WHAT OTHERS ARE SAYING
Updates, 2/21: “The Second Game shows us how a space so un-cinematic can be made just the opposite, here with the play between a temporal neutrality, a sparingly casual presence of father and son in dialogue, and the push and pull between the match’s relative insignificance, and the history it hints at,” writes Adam Cook in the Notebook.
David Jenkins in Little White Lies: “Corneliu opines that there’s a certain poetry how the figures move on this snow-covered pitch, to which his father responds abruptly, ‘There is no poetry here.’ As with 12.08 East of Bucharest and Police, Adjective, The Second Game is about opposing definitions of poetry, and just as details of the men’s relationship and political machinations of the time can be drawn as much from the long pauses in conversation as the words spoken, so too can poetry be found and anticipation be generated from this football match in which nothing happens.”

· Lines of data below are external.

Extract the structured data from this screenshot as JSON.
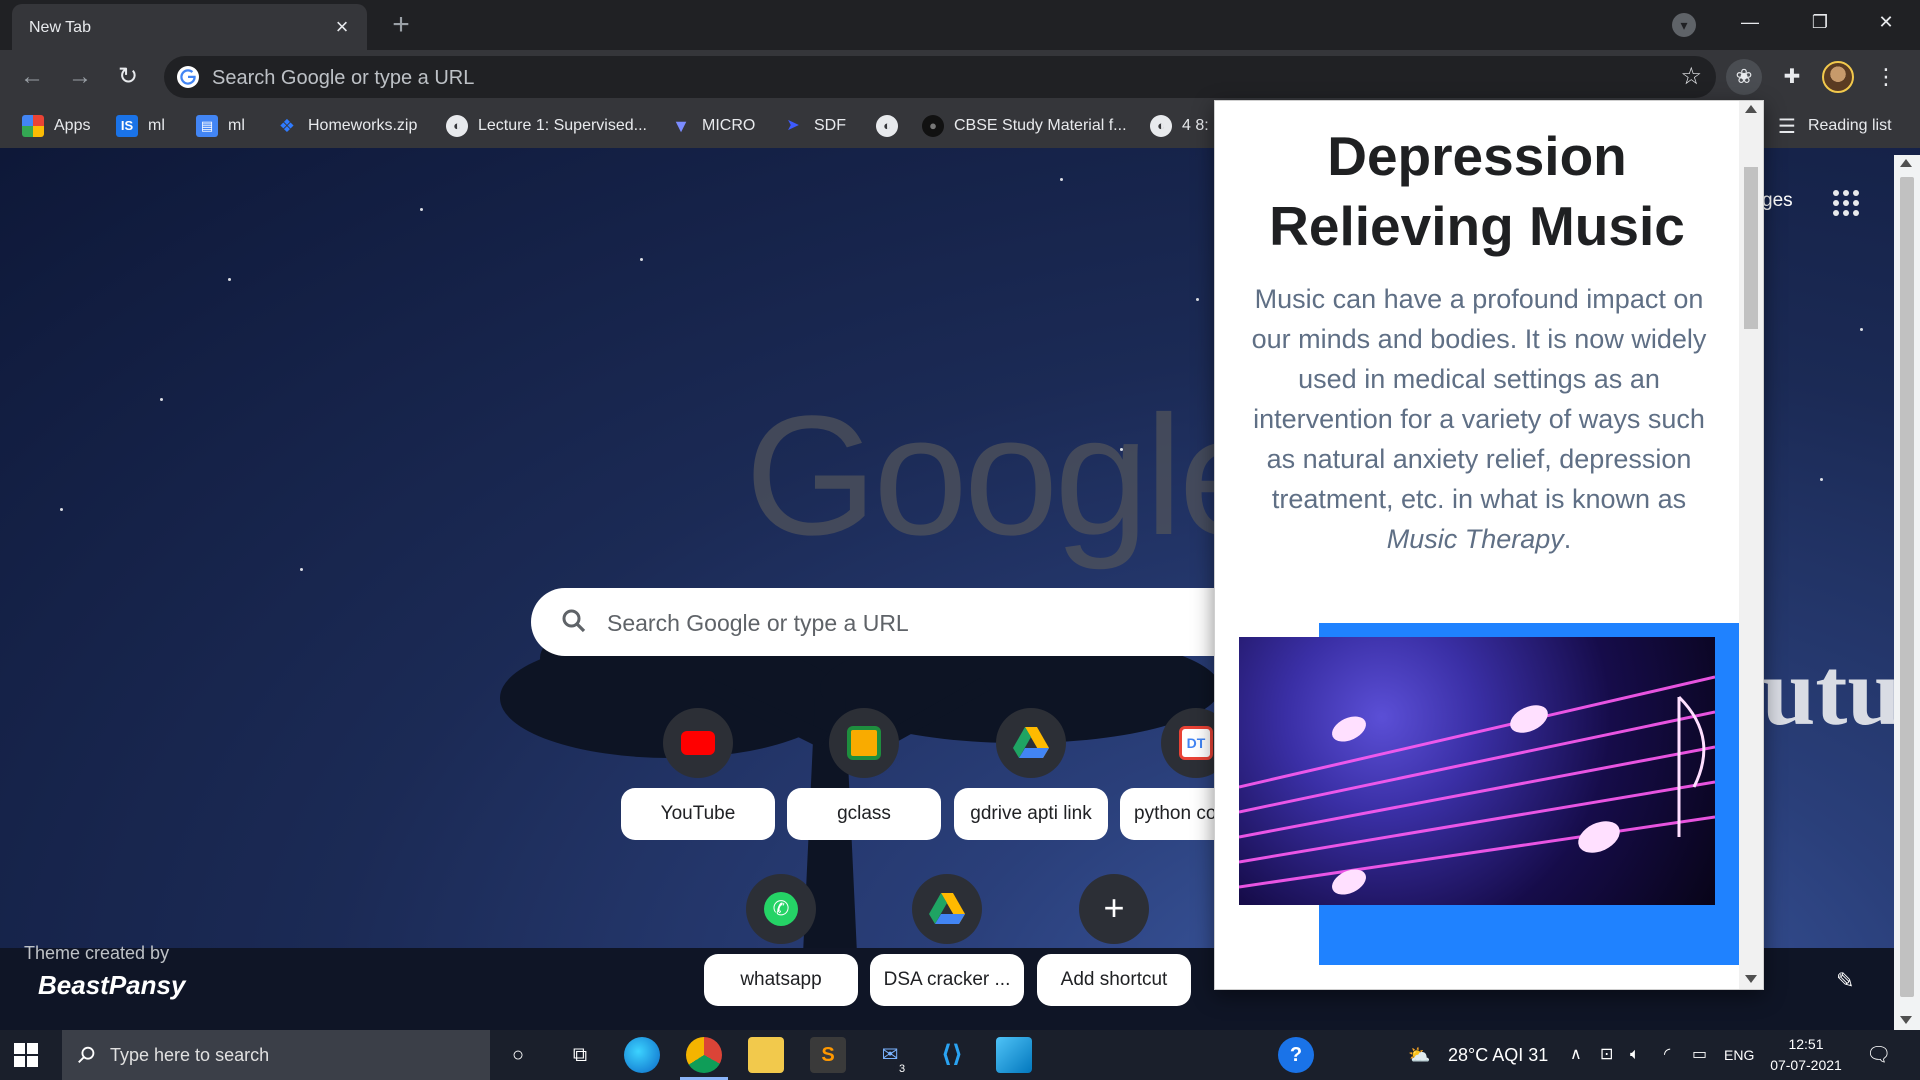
{
  "browser": {
    "tab_title": "New Tab",
    "omnibox_placeholder": "Search Google or type a URL"
  },
  "bookmarks": [
    {
      "label": "Apps",
      "icon": "apps-grid-icon"
    },
    {
      "label": "ml",
      "icon": "is-icon"
    },
    {
      "label": "ml",
      "icon": "doc-icon"
    },
    {
      "label": "Homeworks.zip",
      "icon": "dropbox-icon"
    },
    {
      "label": "Lecture 1: Supervised...",
      "icon": "globe-icon"
    },
    {
      "label": "MICRO",
      "icon": "micro-icon"
    },
    {
      "label": "SDF",
      "icon": "sdf-icon"
    },
    {
      "label": "",
      "icon": "globe-icon"
    },
    {
      "label": "CBSE Study Material f...",
      "icon": "cbse-icon"
    },
    {
      "label": "4 8:",
      "icon": "globe-icon"
    }
  ],
  "reading_list": "Reading list",
  "ntp": {
    "logo": "Google",
    "search_placeholder": "Search Google or type a URL",
    "images_link_partial": "ges",
    "theme_created_by": "Theme created by",
    "theme_brand": "BeastPansy",
    "background_text": "uture",
    "shortcuts": [
      {
        "label": "YouTube",
        "icon": "youtube-icon",
        "color": "#ff0000"
      },
      {
        "label": "gclass",
        "icon": "google-classroom-icon",
        "color": "#f9ab00"
      },
      {
        "label": "gdrive apti link",
        "icon": "google-drive-icon",
        "color": "#1fa463"
      },
      {
        "label": "python co",
        "icon": "dt-icon",
        "color": "#e94235"
      },
      {
        "label": "whatsapp",
        "icon": "whatsapp-icon",
        "color": "#25d366"
      },
      {
        "label": "DSA cracker ...",
        "icon": "google-drive-icon",
        "color": "#1fa463"
      },
      {
        "label": "Add shortcut",
        "icon": "plus-icon",
        "color": "#ffffff"
      }
    ]
  },
  "popup": {
    "title": "Depression Relieving Music",
    "body": "Music can have a profound impact on our minds and bodies. It is now widely used in medical settings as an intervention for a variety of ways such as natural anxiety relief, depression treatment, etc. in what is known as",
    "body_em": "Music Therapy",
    "body_end": ".",
    "accent_color": "#1f82ff"
  },
  "taskbar": {
    "search_placeholder": "Type here to search",
    "weather": "28°C  AQI 31",
    "language": "ENG",
    "time": "12:51",
    "date": "07-07-2021",
    "mail_badge": "3"
  }
}
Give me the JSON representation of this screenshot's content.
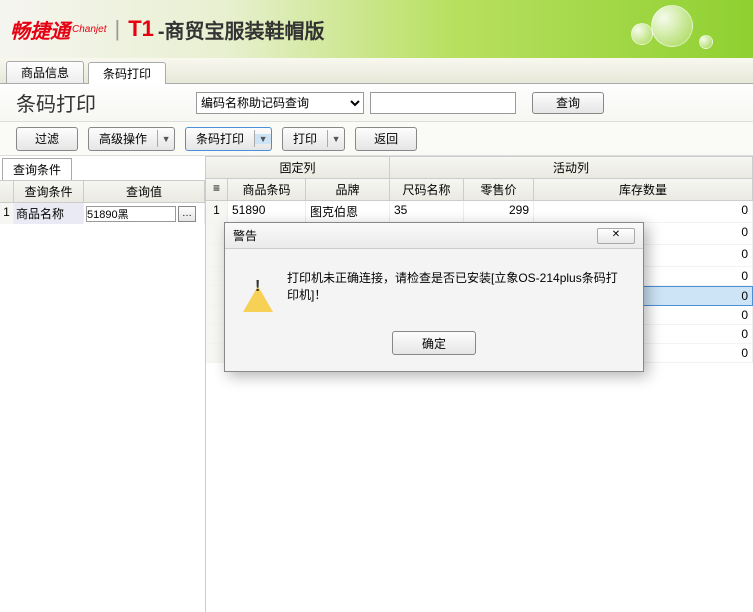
{
  "header": {
    "logo": "畅捷通",
    "logo_sub": "Chanjet",
    "product_code": "T1",
    "product_name": "-商贸宝服装鞋帽版"
  },
  "tabs": {
    "tab1": "商品信息",
    "tab2": "条码打印"
  },
  "page": {
    "title": "条码打印",
    "select_value": "编码名称助记码查询",
    "search_value": "",
    "query_btn": "查询"
  },
  "toolbar": {
    "filter": "过滤",
    "advanced": "高级操作",
    "barcode_print": "条码打印",
    "print": "打印",
    "back": "返回"
  },
  "sidebar": {
    "tab": "查询条件",
    "col_cond": "查询条件",
    "col_val": "查询值",
    "row1": {
      "idx": "1",
      "cond": "商品名称",
      "val": "51890黑"
    }
  },
  "grid": {
    "group_fixed": "固定列",
    "group_active": "活动列",
    "cols": {
      "c1": "商品条码",
      "c2": "品牌",
      "c3": "尺码名称",
      "c4": "零售价",
      "c5": "库存数量"
    },
    "rows": [
      {
        "idx": "1",
        "c1": "51890",
        "c2": "图克伯恩",
        "c3": "35",
        "c4": "299",
        "c5": "0"
      },
      {
        "idx": "",
        "c1": "",
        "c2": "",
        "c3": "",
        "c4": "",
        "c5": "0"
      },
      {
        "idx": "",
        "c1": "",
        "c2": "",
        "c3": "",
        "c4": "",
        "c5": "0"
      },
      {
        "idx": "",
        "c1": "",
        "c2": "",
        "c3": "",
        "c4": "",
        "c5": "0"
      },
      {
        "idx": "",
        "c1": "",
        "c2": "",
        "c3": "",
        "c4": "",
        "c5": "0"
      },
      {
        "idx": "",
        "c1": "",
        "c2": "",
        "c3": "",
        "c4": "",
        "c5": "0"
      },
      {
        "idx": "",
        "c1": "",
        "c2": "",
        "c3": "",
        "c4": "",
        "c5": "0"
      },
      {
        "idx": "",
        "c1": "",
        "c2": "",
        "c3": "",
        "c4": "",
        "c5": "0"
      }
    ]
  },
  "dialog": {
    "title": "警告",
    "close": "✕",
    "message": "打印机未正确连接，请检查是否已安装[立象OS-214plus条码打印机]！",
    "ok": "确定"
  }
}
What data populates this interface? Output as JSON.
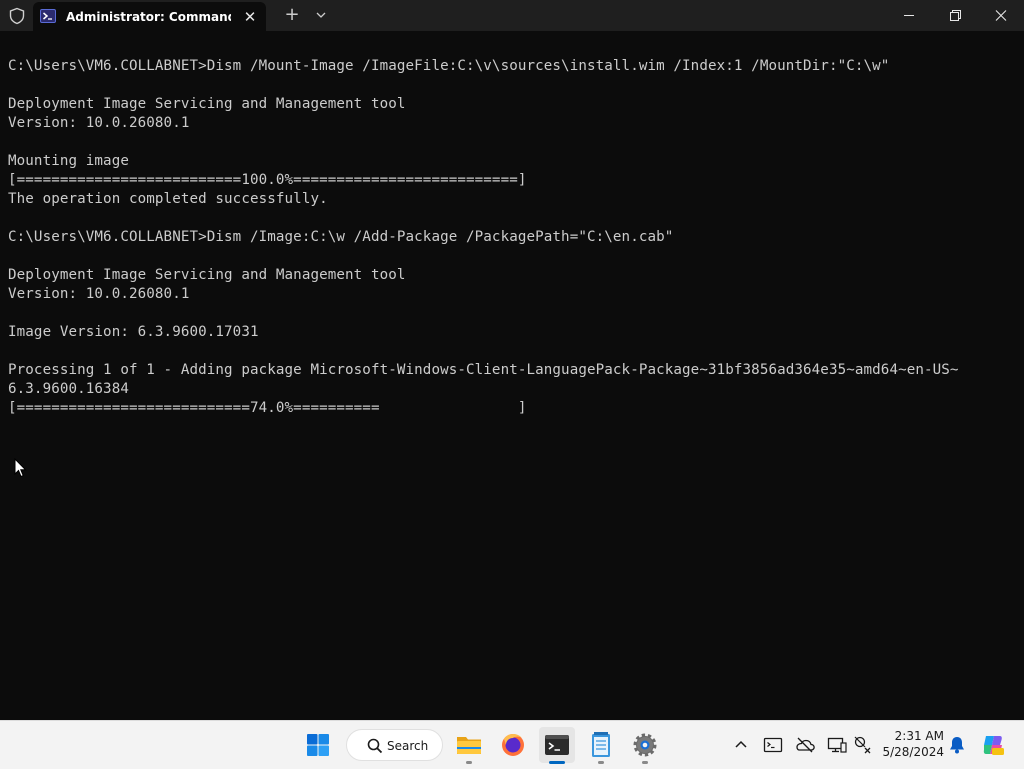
{
  "window": {
    "tab_title": "Administrator: Command Prompt",
    "new_tab_symbol": "+",
    "close_tab_symbol": "✕"
  },
  "terminal": {
    "lines": [
      "C:\\Users\\VM6.COLLABNET>Dism /Mount-Image /ImageFile:C:\\v\\sources\\install.wim /Index:1 /MountDir:\"C:\\w\"",
      "",
      "Deployment Image Servicing and Management tool",
      "Version: 10.0.26080.1",
      "",
      "Mounting image",
      "[==========================100.0%==========================]",
      "The operation completed successfully.",
      "",
      "C:\\Users\\VM6.COLLABNET>Dism /Image:C:\\w /Add-Package /PackagePath=\"C:\\en.cab\"",
      "",
      "Deployment Image Servicing and Management tool",
      "Version: 10.0.26080.1",
      "",
      "Image Version: 6.3.9600.17031",
      "",
      "Processing 1 of 1 - Adding package Microsoft-Windows-Client-LanguagePack-Package~31bf3856ad364e35~amd64~en-US~",
      "6.3.9600.16384",
      "[===========================74.0%==========                ]"
    ],
    "mount_progress_percent": 100.0,
    "package_progress_percent": 74.0
  },
  "taskbar": {
    "search_label": "Search",
    "apps": [
      "start-icon",
      "file-explorer-icon",
      "firefox-icon",
      "terminal-icon",
      "notepad-icon",
      "settings-icon"
    ],
    "tray_icons": [
      "chevron-up-icon",
      "terminal-tray-icon",
      "onedrive-offline-icon",
      "display-icon",
      "network-icon",
      "notification-bell-icon",
      "copilot-icon"
    ],
    "time": "2:31 AM",
    "date": "5/28/2024"
  },
  "colors": {
    "terminal_bg": "#0c0c0c",
    "terminal_fg": "#cccccc",
    "titlebar_bg": "#1f1f1f",
    "taskbar_bg": "#f3f3f3",
    "accent": "#0067c0"
  }
}
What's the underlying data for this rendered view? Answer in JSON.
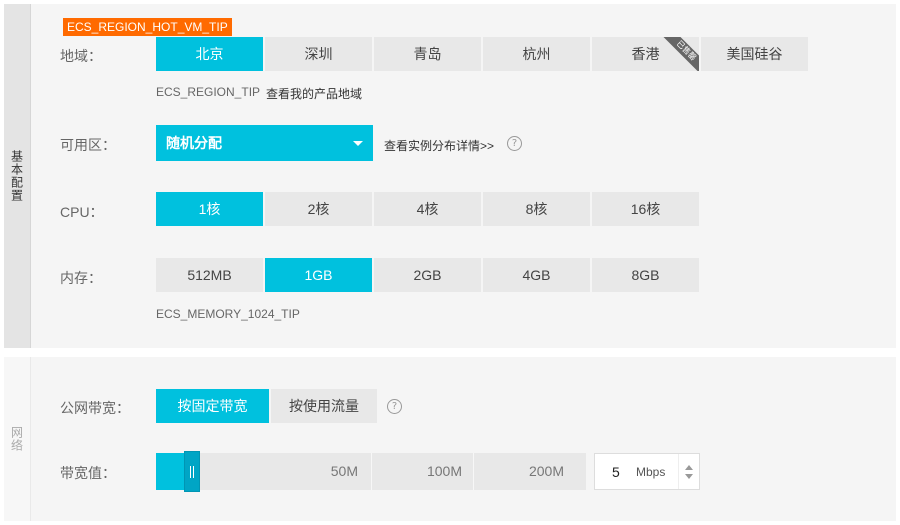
{
  "basic": {
    "side_title": "基本配置",
    "tip_tag": "ECS_REGION_HOT_VM_TIP",
    "region": {
      "label": "地域：",
      "options": [
        "北京",
        "深圳",
        "青岛",
        "杭州",
        "香港",
        "美国硅谷"
      ],
      "selected_index": 0,
      "sold_out_badge": "已售罄",
      "tip": "ECS_REGION_TIP",
      "link": "查看我的产品地域"
    },
    "zone": {
      "label": "可用区：",
      "selected": "随机分配",
      "link": "查看实例分布详情>>",
      "help_glyph": "?"
    },
    "cpu": {
      "label": "CPU：",
      "options": [
        "1核",
        "2核",
        "4核",
        "8核",
        "16核"
      ],
      "selected_index": 0
    },
    "memory": {
      "label": "内存：",
      "options": [
        "512MB",
        "1GB",
        "2GB",
        "4GB",
        "8GB"
      ],
      "selected_index": 1,
      "tip": "ECS_MEMORY_1024_TIP"
    }
  },
  "network": {
    "side_title": "网络",
    "billing": {
      "label": "公网带宽：",
      "options": [
        "按固定带宽",
        "按使用流量"
      ],
      "selected_index": 0,
      "help_glyph": "?"
    },
    "bandwidth": {
      "label": "带宽值：",
      "ticks": [
        "50M",
        "100M",
        "200M"
      ],
      "value": "5",
      "unit": "Mbps",
      "max": 200
    }
  },
  "colors": {
    "accent": "#00c1de",
    "tag": "#ff6a00"
  }
}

Denis Côte‘s Bestiaire made my top ten of 2012, his Vic + Flo Saw a Bear, my top ten of 2013. Unfortunately, a first viewing of Joy of Man’s Desiring (Que ta joie demeure) didn’t grip me with quite the same force. The opening promises intrigue. A woman (Emilie Sigouin) looks over her shoulder, straight into the camera, and tells us that she’s prepared for a long-term relationship, or rather, prepared to prepare, provided we meet certain conditions. Primarily, we—or whoever else it might be that she’s speaking to, we can’t be sure, but ultimately, we—and her are going to have to work hard to build trust. If we cross her, she’ll destroy us. But if we prove worthy of her trust and love, she’ll reveal her “secrets.”
Who is this woman? Capitalism is an idea that was floated during a post-screening discussion. I tend toward work, just plain cold work, the obvious subject of Joy. “I let myself be haunted by the terrifying idea that we all have to work and eventually find serenity, rest, a sense of accomplishment,” says Côté in his director’s statement. He raises “abstract questions that only a fairly abstract film can address. At first, I wanted to film the effort and beauty in the movements of work… I knew it would lead to an allegory. I also knew the device would be shattered along the way, and that I’d include some trickery using actors.” The trailer pretty well captures what he was shooting for at first:
But the trailer doesn’t hint at any of the considerable trickery with actors. These involve casual conversations about jobs on the one hand and stagey recitals of declamatory texts on the other, all happening at the workplace. In one sequence, “This is half my life” is shouted over and over. It could well be that closer study of what’s said and how it’s said might reveal something more, but for the time being, from what I could glean the first time around, Joy isn’t, overall, as challenging or engaging as the film by Côté it most closely resembles, Bestiaire.
WHAT OTHERS ARE SAYING
In the Hollywood Reporter, Stephen Dalton winds up going a tad more harsh that I would: “Moving between different industrial spaces, Côté’s method mostly consists of artfully composed static shots and slow zooms into heavy machinery. These scenes have a stark, vaguely menacing beauty…. Joy of Man’s Desiring constantly hints at interesting themes—like the psychology of manual labor in a mechanised age, or the broad cultural mix of Francophone immigrants among Quebecois factory workers—but never develops them with sufficient depth. Rich subject, poor delivery.”